Note on Terminology

If we think about imaging the earth’s surface we can use satellites, aircraft or drones. As the platform is placed closer to the surface you can expect a higher resolution. If you think in terms of trail cameras for wildlife, the camera can be triggered by movement or sound. Another approach is to put in place a network of sensors, for example, weather stations across the Annapolis Valley or a set of sensors for temperature and moisture in a vineyard. AGRG has used LiDAR onboard aircraft and boats to measure the topography of the land as well as the sea bed. Many of these applications will be presented at the conference.

Acknowledgements

I appreciate my recent conversations with both Rachel Brighton and  Edward Wedler on community engagement.

References

The web site for the conference is at https://geomatics.one/. It includes the draft agenda. It also details the industry expo, the GANS  and GoGeomatics social event at Lunn’s Mill Beer Company.

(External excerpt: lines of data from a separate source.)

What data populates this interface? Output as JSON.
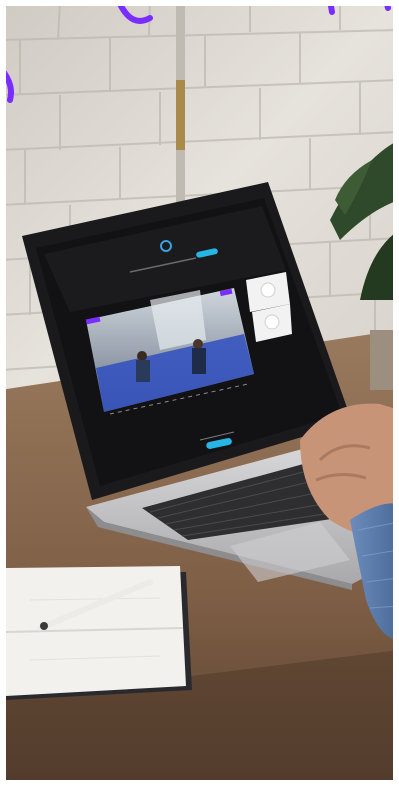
{
  "image": {
    "description_icons": [
      "laptop-icon",
      "notebook-icon",
      "pen-icon",
      "plant-icon",
      "hand-icon"
    ],
    "colors": {
      "brick_wall": "#dcd8d2",
      "desk_wood": "#8a6a4f",
      "laptop_silver": "#c9c9cb",
      "screen_black": "#111111",
      "accent_purple": "#7b2cff",
      "accent_cyan": "#27b5e6",
      "shirt_blue": "#5c7fb0"
    }
  }
}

ADDENDUM by Edward Wedler
Considering Annapolis Royal high school students have launched their own “Annapolis Royal Space Agency” balloons, with sensors, I’d like to think that COGS/CANMAP could promote these UK-Kettering-type students at events such as these and maybe even have them tell their stories.
11jan19 4-43-40 pm

 

Posted in Book Review

Orwell’s Nose

orwellsnoseThe idea for the Ernest Blair Experiment blog came from a combination of Ernest Buckler, writing about the Annapolis Valley and Eric Blair (aka George Orwell) known for his writing about England. When I came across John Sutherland’s book Orwell’s Nose – a pathological biography, it was hard to resist.

Sutherland, Emeritus Professor of English at the University College London describes Orwell’s life (b. 1903 and d. 1950) in terms of his literary career, but within the context of smells.

David Lodge, in his review of the book, states. ‘Orwell’s obsession with smells, agreeable and (more often) offensive, has been noted before, but never explored to such effect, not excluding the smells of shag tobacco and BO he emitted himself’.

Orwell was born before the First World War and died after the Second. He went to school at Eton, served in the Burma police service. He was inspired by social anthropologist Bronislaw Malinowski. He spent time ‘down and out in Paris and London’, as well as visiting the North of England (The Road to Wigan Pier).
orwell_roadtowiganpier orwell_1984
His final book was Nineteen Eighty-Four, completed on the remote Scottish island of Jura.

Robert MacFarlane, in The Wild Places, writes:

” It is clear that Orwell needed to be in that wild landscape to create his novel; that there was reciprocality between the self-willed land in which he was living and the autonomy of spirit about which he was writing. The price of this vision, though, was his life’.  p.140.

petermaher
A visual biography, taken from artist’s website www. petermaher.ca

It is interesting to reflect on the next generation in England, born around the start of the Second World War and subsequently emigrating to either Canada or Australasia. I am part of that generation, as well as my older brother. This year my artist-brother has put together a series of postcard paintings for his grandchildren, with notes for every five years of his life. This has now been supplemented with a YouTube video matching each postcard painting.

All of this reflection has set me thinking. How does the landscape enter into the writing task?

Acknowledgements

Thanks to Edward  Wedler for his graphics contribution. Peter Maher for sharing his autobiographical work in progress. Shared memories indeed.

References

John Sutherland. 2016. Orwell’s Nose. Reaktion Books.

Robert MacFarlane. 2008. The Wild Places. Penguin Books.

George Orwell’s books include Burmese Days, Down and Out in Paris and London, Keep the Aspidistra Flying, The Road to Wigan Pier, Homage to Catalonia, Coming up for Air, Animal Farm, Nineteen Eighty-Four.